I've been wondering where they'd build the model 3 - searched and found this thread. So much has happened since 2017, even additional lines in tents at Fremont just to get the Model 3 cranked up. They are still working on increasing production in each of those lines and say they will, but does Fremont really have the capacity for another model like the Y at the volumes they talk about?

What else is going on at the Gigafactory in NV? That building is huge, isn't there likely room there for a car line or two? Or better yet, Tesla has learned with major growing pains that they may not be the best at assembly. Why not find a partner or two to actually build.

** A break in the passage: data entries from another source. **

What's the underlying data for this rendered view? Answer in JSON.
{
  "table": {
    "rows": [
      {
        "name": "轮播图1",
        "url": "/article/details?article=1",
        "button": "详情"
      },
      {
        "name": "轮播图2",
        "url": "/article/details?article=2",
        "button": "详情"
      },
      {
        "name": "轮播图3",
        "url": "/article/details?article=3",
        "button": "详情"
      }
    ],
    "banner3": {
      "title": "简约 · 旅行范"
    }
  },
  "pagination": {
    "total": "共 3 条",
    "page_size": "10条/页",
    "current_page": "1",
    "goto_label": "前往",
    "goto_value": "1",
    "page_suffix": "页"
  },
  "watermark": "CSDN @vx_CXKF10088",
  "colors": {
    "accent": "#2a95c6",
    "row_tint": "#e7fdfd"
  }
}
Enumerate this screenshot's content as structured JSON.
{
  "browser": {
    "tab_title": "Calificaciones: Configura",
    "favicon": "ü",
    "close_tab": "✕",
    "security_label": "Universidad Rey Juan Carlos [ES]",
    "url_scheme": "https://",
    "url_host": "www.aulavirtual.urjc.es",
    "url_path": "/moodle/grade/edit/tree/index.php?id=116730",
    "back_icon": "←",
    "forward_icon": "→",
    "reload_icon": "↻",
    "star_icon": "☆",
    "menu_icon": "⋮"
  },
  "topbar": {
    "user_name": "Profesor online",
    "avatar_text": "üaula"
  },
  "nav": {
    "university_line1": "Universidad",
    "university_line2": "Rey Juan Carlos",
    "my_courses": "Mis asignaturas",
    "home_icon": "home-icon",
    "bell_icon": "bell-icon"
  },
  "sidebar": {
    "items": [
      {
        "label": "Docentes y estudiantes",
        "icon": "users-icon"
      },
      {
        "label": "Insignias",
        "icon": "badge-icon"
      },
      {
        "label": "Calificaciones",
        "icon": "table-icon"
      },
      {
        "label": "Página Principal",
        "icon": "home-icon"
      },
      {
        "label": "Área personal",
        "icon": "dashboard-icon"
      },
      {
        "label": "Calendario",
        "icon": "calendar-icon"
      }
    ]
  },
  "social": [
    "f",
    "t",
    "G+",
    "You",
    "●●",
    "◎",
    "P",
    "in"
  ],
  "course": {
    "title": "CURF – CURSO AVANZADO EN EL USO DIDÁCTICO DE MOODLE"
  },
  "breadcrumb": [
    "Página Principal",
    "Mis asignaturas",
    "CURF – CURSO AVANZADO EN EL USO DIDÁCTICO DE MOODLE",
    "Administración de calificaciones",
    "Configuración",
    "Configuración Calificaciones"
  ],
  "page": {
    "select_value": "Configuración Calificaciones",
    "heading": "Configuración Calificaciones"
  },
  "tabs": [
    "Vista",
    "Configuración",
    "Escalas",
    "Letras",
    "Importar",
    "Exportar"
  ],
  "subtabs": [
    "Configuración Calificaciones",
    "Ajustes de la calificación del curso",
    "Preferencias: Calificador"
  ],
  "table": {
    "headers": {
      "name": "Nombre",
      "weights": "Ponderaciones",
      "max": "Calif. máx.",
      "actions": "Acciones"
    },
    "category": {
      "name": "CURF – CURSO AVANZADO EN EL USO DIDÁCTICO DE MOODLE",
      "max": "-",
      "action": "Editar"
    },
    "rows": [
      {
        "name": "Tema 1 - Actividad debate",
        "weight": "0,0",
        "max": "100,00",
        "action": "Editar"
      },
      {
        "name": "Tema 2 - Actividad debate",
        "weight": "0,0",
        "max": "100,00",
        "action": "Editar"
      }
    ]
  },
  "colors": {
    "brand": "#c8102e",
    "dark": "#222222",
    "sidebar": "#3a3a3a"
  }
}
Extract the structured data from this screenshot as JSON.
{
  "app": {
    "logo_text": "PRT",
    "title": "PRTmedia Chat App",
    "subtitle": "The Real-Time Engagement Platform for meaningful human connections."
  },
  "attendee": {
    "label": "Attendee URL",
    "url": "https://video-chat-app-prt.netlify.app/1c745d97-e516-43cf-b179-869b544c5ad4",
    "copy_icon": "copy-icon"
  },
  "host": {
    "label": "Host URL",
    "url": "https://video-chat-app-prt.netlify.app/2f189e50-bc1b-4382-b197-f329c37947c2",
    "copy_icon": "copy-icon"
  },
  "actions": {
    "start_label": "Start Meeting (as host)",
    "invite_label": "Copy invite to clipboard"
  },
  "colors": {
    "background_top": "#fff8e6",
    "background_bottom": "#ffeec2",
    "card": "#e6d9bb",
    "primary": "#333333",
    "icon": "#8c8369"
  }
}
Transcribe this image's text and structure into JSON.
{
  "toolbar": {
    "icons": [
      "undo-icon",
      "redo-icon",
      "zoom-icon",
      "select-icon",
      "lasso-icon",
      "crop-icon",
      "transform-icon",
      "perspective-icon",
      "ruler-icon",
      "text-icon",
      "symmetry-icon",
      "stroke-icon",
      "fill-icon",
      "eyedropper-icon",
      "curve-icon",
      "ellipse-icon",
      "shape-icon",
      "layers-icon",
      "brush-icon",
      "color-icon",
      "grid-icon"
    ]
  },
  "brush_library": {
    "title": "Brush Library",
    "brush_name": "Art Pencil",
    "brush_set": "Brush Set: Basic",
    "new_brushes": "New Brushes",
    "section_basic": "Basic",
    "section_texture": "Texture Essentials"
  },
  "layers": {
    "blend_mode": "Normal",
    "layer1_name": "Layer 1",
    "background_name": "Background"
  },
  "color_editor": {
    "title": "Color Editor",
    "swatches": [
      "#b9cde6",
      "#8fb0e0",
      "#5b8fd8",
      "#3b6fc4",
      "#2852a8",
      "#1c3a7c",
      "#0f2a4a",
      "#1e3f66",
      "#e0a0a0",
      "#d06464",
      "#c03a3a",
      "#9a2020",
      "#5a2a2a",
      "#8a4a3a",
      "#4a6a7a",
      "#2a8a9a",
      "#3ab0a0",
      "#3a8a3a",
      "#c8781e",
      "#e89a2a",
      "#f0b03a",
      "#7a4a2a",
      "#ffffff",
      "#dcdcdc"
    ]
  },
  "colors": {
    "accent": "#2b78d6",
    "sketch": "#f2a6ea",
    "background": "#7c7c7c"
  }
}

They've done incredible things with engineering and design, but get bogged down with assembly. I would think Toyota would be all over assembling for someone else. Even Ford has a good plant in MX where the Fusion was being built. With it's soon demise, I've not heard what else they might build there. I honestly would love to see and hear that production would remain in the US, but eventually some of these other guys will start to close the gap a bit on Tesla and there will be pressure to reduce costs and build more economically. My gut tells me that CA is NOT that place. Too many regulations around the paint issues as well. I can't imagine them being able to remain in CA for assembly, not for everything anyway.